___ Supplied data ___
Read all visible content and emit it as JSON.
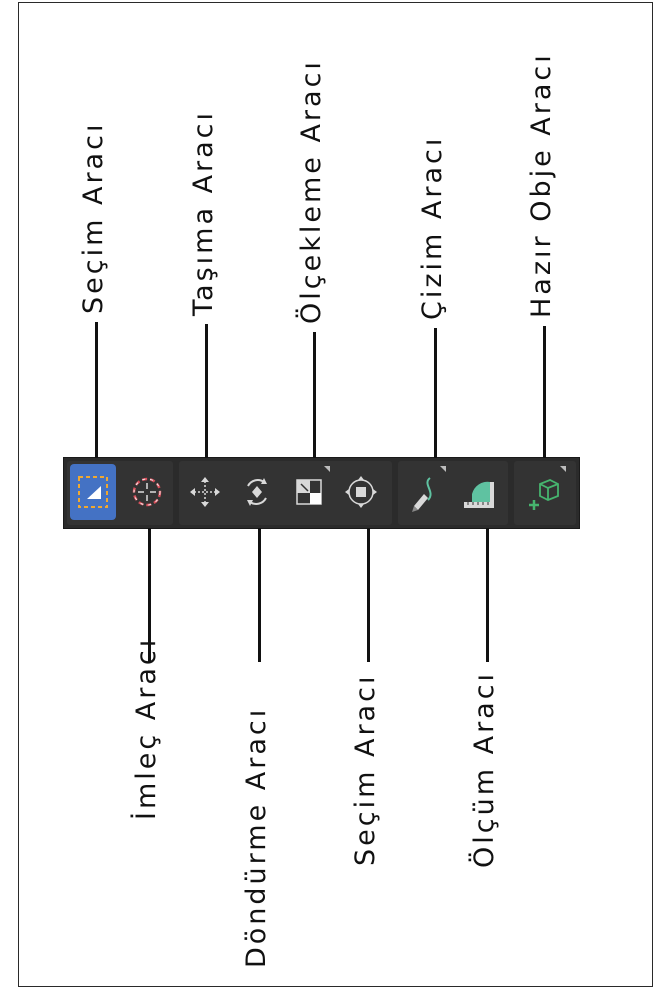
{
  "labels_top": {
    "secim": "Seçim Aracı",
    "tasima": "Taşıma Aracı",
    "olcekleme": "Ölçekleme Aracı",
    "cizim": "Çizim Aracı",
    "hazir_obje": "Hazır Obje Aracı"
  },
  "labels_bottom": {
    "imlec": "İmleç Aracı",
    "dondurme": "Döndürme Aracı",
    "secim2": "Seçim Aracı",
    "olcum": "Ölçüm Aracı"
  },
  "toolbar": {
    "tools": [
      {
        "name": "select",
        "icon": "select-box-icon",
        "active": true
      },
      {
        "name": "cursor",
        "icon": "crosshair-cursor-icon",
        "active": false
      },
      {
        "name": "move",
        "icon": "move-arrows-icon",
        "active": false
      },
      {
        "name": "rotate",
        "icon": "rotate-icon",
        "active": false
      },
      {
        "name": "scale",
        "icon": "scale-icon",
        "active": false
      },
      {
        "name": "transform",
        "icon": "transform-icon",
        "active": false
      },
      {
        "name": "annotate",
        "icon": "pencil-draw-icon",
        "active": false
      },
      {
        "name": "measure",
        "icon": "ruler-protractor-icon",
        "active": false
      },
      {
        "name": "add-object",
        "icon": "add-cube-icon",
        "active": false
      }
    ]
  },
  "colors": {
    "toolbar_bg": "#2b2b2b",
    "active_tool": "#4472c4",
    "icon": "#d9d9d9",
    "cursor_accent": "#d8505c",
    "draw_accent": "#5fc2a1",
    "cube_accent": "#46b46e"
  }
}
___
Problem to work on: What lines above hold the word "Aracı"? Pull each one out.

Final answer:
    "secim": "Seçim Aracı",
    "tasima": "Taşıma Aracı",
    "olcekleme": "Ölçekleme Aracı",
    "cizim": "Çizim Aracı",
    "hazir_obje": "Hazır Obje Aracı"
    "imlec": "İmleç Aracı",
    "dondurme": "Döndürme Aracı",
    "secim2": "Seçim Aracı",
    "olcum": "Ölçüm Aracı"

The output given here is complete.